### Task
Leaving out all images, return the entries below exactly.

Component data from apps and pages:
....................

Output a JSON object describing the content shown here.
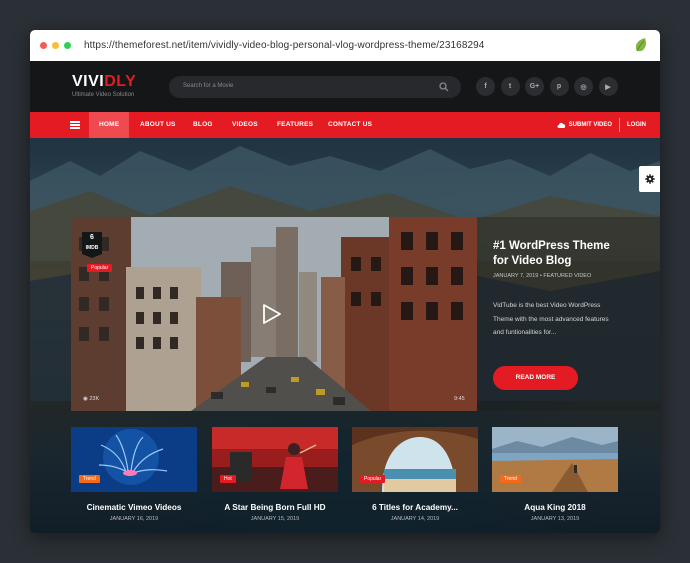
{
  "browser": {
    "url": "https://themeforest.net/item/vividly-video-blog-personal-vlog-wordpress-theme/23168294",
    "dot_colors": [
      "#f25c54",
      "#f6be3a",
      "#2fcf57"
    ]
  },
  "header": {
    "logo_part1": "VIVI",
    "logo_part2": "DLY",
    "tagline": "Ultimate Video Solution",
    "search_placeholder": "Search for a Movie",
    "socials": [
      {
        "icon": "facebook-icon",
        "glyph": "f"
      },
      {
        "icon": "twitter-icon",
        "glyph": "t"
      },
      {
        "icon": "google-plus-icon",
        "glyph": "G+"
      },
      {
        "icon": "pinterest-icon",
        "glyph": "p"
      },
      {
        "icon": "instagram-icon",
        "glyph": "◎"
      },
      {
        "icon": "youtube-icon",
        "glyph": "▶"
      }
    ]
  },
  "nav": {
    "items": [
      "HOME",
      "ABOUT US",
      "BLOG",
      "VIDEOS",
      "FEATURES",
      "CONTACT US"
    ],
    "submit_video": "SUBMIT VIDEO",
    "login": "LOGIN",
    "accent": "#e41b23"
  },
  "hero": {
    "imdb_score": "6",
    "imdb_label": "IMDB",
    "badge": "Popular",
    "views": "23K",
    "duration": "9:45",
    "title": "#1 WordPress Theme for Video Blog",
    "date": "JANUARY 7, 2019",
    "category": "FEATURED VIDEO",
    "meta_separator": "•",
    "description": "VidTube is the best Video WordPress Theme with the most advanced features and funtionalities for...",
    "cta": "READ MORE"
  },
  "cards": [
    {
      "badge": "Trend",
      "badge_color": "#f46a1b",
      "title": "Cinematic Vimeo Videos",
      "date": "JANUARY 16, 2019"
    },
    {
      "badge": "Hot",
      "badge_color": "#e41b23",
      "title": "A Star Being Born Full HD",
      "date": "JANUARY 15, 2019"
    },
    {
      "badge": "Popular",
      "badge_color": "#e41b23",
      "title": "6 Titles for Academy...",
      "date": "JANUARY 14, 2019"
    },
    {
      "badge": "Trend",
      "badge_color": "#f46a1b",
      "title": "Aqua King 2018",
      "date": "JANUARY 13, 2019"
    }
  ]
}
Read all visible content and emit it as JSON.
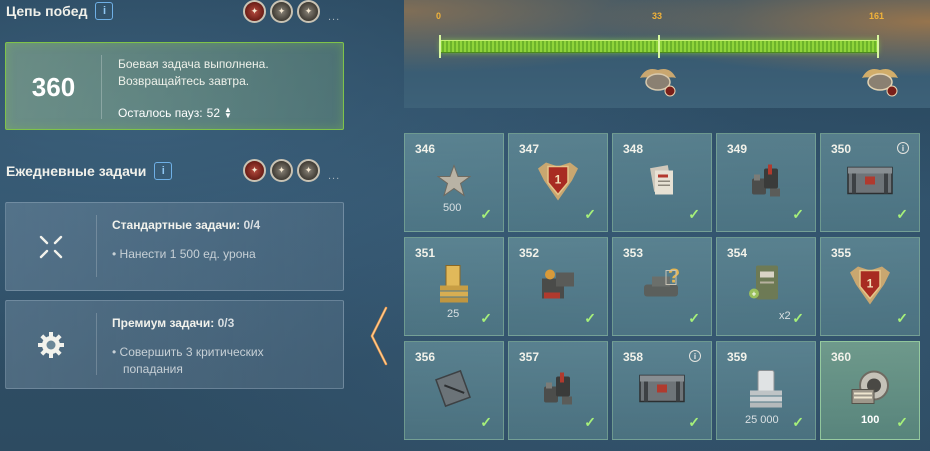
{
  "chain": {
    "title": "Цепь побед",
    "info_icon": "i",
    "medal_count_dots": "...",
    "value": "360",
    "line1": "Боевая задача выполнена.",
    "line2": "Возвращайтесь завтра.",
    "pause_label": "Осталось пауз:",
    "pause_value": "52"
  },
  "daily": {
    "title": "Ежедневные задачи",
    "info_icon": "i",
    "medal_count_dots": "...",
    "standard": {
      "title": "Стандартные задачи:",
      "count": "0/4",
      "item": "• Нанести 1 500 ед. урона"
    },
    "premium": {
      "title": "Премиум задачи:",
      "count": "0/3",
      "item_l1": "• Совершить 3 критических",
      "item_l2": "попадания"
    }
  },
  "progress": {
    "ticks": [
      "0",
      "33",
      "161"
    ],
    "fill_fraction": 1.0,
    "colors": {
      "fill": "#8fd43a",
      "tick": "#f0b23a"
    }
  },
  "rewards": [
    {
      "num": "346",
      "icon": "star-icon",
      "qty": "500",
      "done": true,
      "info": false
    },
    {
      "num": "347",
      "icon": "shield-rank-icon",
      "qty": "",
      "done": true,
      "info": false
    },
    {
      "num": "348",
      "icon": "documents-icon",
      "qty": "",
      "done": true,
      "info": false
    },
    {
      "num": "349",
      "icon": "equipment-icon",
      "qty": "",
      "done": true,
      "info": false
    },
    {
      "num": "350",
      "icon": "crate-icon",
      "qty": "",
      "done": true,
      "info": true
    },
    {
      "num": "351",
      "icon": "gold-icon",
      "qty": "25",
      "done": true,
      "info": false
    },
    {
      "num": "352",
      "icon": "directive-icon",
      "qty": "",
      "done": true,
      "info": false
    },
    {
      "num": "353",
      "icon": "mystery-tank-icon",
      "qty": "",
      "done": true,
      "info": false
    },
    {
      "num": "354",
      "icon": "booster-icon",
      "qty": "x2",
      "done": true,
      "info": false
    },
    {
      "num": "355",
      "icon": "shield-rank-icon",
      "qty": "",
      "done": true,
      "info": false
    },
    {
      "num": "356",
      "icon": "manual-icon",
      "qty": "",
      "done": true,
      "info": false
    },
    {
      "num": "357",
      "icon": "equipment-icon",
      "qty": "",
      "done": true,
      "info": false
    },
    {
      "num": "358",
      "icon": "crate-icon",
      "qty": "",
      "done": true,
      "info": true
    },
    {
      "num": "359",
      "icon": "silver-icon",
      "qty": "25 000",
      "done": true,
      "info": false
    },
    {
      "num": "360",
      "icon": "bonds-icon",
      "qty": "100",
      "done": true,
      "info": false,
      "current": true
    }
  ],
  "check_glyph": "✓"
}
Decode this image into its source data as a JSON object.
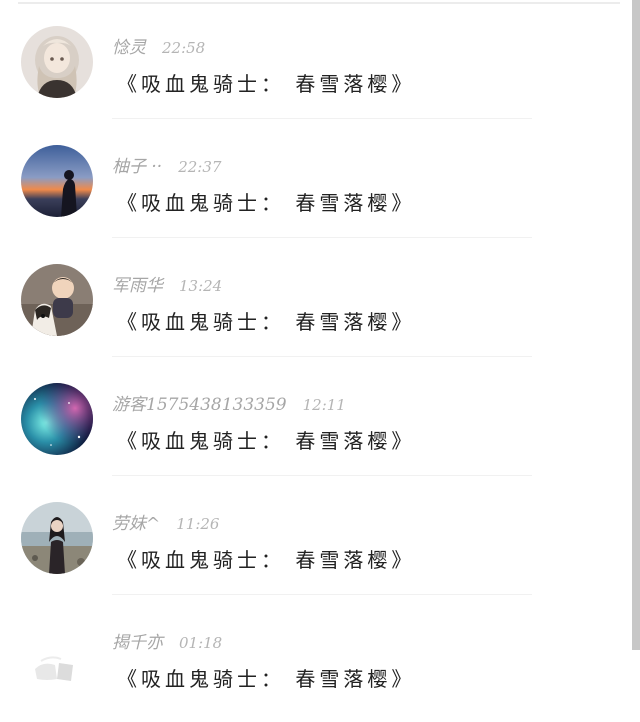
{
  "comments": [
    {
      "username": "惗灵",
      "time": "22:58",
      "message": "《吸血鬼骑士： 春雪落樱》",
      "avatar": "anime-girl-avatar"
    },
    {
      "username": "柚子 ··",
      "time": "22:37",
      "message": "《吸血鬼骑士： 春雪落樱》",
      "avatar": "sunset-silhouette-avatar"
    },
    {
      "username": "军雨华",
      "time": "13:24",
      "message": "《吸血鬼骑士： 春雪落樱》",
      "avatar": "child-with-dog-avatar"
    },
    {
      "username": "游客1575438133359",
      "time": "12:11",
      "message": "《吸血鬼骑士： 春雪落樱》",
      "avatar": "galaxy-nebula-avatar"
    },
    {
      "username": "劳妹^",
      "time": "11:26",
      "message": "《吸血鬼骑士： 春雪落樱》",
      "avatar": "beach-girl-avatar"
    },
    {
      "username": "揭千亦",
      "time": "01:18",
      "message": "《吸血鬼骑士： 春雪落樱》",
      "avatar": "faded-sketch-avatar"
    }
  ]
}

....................

### Task solution
Output a JSON object describing the content shown here.
{
  "browser": {
    "url": "https://themeforest.net/item/vividly-video-blog-personal-vlog-wordpress-theme/23168294",
    "dot_colors": [
      "#f25c54",
      "#f6be3a",
      "#2fcf57"
    ]
  },
  "header": {
    "logo_part1": "VIVI",
    "logo_part2": "DLY",
    "tagline": "Ultimate Video Solution",
    "search_placeholder": "Search for a Movie",
    "socials": [
      {
        "icon": "facebook-icon",
        "glyph": "f"
      },
      {
        "icon": "twitter-icon",
        "glyph": "t"
      },
      {
        "icon": "google-plus-icon",
        "glyph": "G+"
      },
      {
        "icon": "pinterest-icon",
        "glyph": "p"
      },
      {
        "icon": "instagram-icon",
        "glyph": "◎"
      },
      {
        "icon": "youtube-icon",
        "glyph": "▶"
      }
    ]
  },
  "nav": {
    "items": [
      "HOME",
      "ABOUT US",
      "BLOG",
      "VIDEOS",
      "FEATURES",
      "CONTACT US"
    ],
    "submit_video": "SUBMIT VIDEO",
    "login": "LOGIN",
    "accent": "#e41b23"
  },
  "hero": {
    "imdb_score": "6",
    "imdb_label": "IMDB",
    "badge": "Popular",
    "views": "23K",
    "duration": "9:45",
    "title": "#1 WordPress Theme for Video Blog",
    "date": "JANUARY 7, 2019",
    "category": "FEATURED VIDEO",
    "meta_separator": "•",
    "description": "VidTube is the best Video WordPress Theme with the most advanced features and funtionalities for...",
    "cta": "READ MORE"
  },
  "cards": [
    {
      "badge": "Trend",
      "badge_color": "#f46a1b",
      "title": "Cinematic Vimeo Videos",
      "date": "JANUARY 16, 2019"
    },
    {
      "badge": "Hot",
      "badge_color": "#e41b23",
      "title": "A Star Being Born Full HD",
      "date": "JANUARY 15, 2019"
    },
    {
      "badge": "Popular",
      "badge_color": "#e41b23",
      "title": "6 Titles for Academy...",
      "date": "JANUARY 14, 2019"
    },
    {
      "badge": "Trend",
      "badge_color": "#f46a1b",
      "title": "Aqua King 2018",
      "date": "JANUARY 13, 2019"
    }
  ]
}
Read all visible content and emit it as JSON.
{
  "chain": {
    "title": "Цепь побед",
    "info_icon": "i",
    "medal_count_dots": "...",
    "value": "360",
    "line1": "Боевая задача выполнена.",
    "line2": "Возвращайтесь завтра.",
    "pause_label": "Осталось пауз:",
    "pause_value": "52"
  },
  "daily": {
    "title": "Ежедневные задачи",
    "info_icon": "i",
    "medal_count_dots": "...",
    "standard": {
      "title": "Стандартные задачи:",
      "count": "0/4",
      "item": "• Нанести 1 500 ед. урона"
    },
    "premium": {
      "title": "Премиум задачи:",
      "count": "0/3",
      "item_l1": "• Совершить 3 критических",
      "item_l2": "попадания"
    }
  },
  "progress": {
    "ticks": [
      "0",
      "33",
      "161"
    ],
    "fill_fraction": 1.0,
    "colors": {
      "fill": "#8fd43a",
      "tick": "#f0b23a"
    }
  },
  "rewards": [
    {
      "num": "346",
      "icon": "star-icon",
      "qty": "500",
      "done": true,
      "info": false
    },
    {
      "num": "347",
      "icon": "shield-rank-icon",
      "qty": "",
      "done": true,
      "info": false
    },
    {
      "num": "348",
      "icon": "documents-icon",
      "qty": "",
      "done": true,
      "info": false
    },
    {
      "num": "349",
      "icon": "equipment-icon",
      "qty": "",
      "done": true,
      "info": false
    },
    {
      "num": "350",
      "icon": "crate-icon",
      "qty": "",
      "done": true,
      "info": true
    },
    {
      "num": "351",
      "icon": "gold-icon",
      "qty": "25",
      "done": true,
      "info": false
    },
    {
      "num": "352",
      "icon": "directive-icon",
      "qty": "",
      "done": true,
      "info": false
    },
    {
      "num": "353",
      "icon": "mystery-tank-icon",
      "qty": "",
      "done": true,
      "info": false
    },
    {
      "num": "354",
      "icon": "booster-icon",
      "qty": "x2",
      "done": true,
      "info": false
    },
    {
      "num": "355",
      "icon": "shield-rank-icon",
      "qty": "",
      "done": true,
      "info": false
    },
    {
      "num": "356",
      "icon": "manual-icon",
      "qty": "",
      "done": true,
      "info": false
    },
    {
      "num": "357",
      "icon": "equipment-icon",
      "qty": "",
      "done": true,
      "info": false
    },
    {
      "num": "358",
      "icon": "crate-icon",
      "qty": "",
      "done": true,
      "info": true
    },
    {
      "num": "359",
      "icon": "silver-icon",
      "qty": "25 000",
      "done": true,
      "info": false
    },
    {
      "num": "360",
      "icon": "bonds-icon",
      "qty": "100",
      "done": true,
      "info": false,
      "current": true
    }
  ],
  "check_glyph": "✓"
}
Decode this image into its source data as a JSON object.
{
  "comments": [
    {
      "username": "惗灵",
      "time": "22:58",
      "message": "《吸血鬼骑士： 春雪落樱》",
      "avatar": "anime-girl-avatar"
    },
    {
      "username": "柚子 ··",
      "time": "22:37",
      "message": "《吸血鬼骑士： 春雪落樱》",
      "avatar": "sunset-silhouette-avatar"
    },
    {
      "username": "军雨华",
      "time": "13:24",
      "message": "《吸血鬼骑士： 春雪落樱》",
      "avatar": "child-with-dog-avatar"
    },
    {
      "username": "游客1575438133359",
      "time": "12:11",
      "message": "《吸血鬼骑士： 春雪落樱》",
      "avatar": "galaxy-nebula-avatar"
    },
    {
      "username": "劳妹^",
      "time": "11:26",
      "message": "《吸血鬼骑士： 春雪落樱》",
      "avatar": "beach-girl-avatar"
    },
    {
      "username": "揭千亦",
      "time": "01:18",
      "message": "《吸血鬼骑士： 春雪落樱》",
      "avatar": "faded-sketch-avatar"
    }
  ]
}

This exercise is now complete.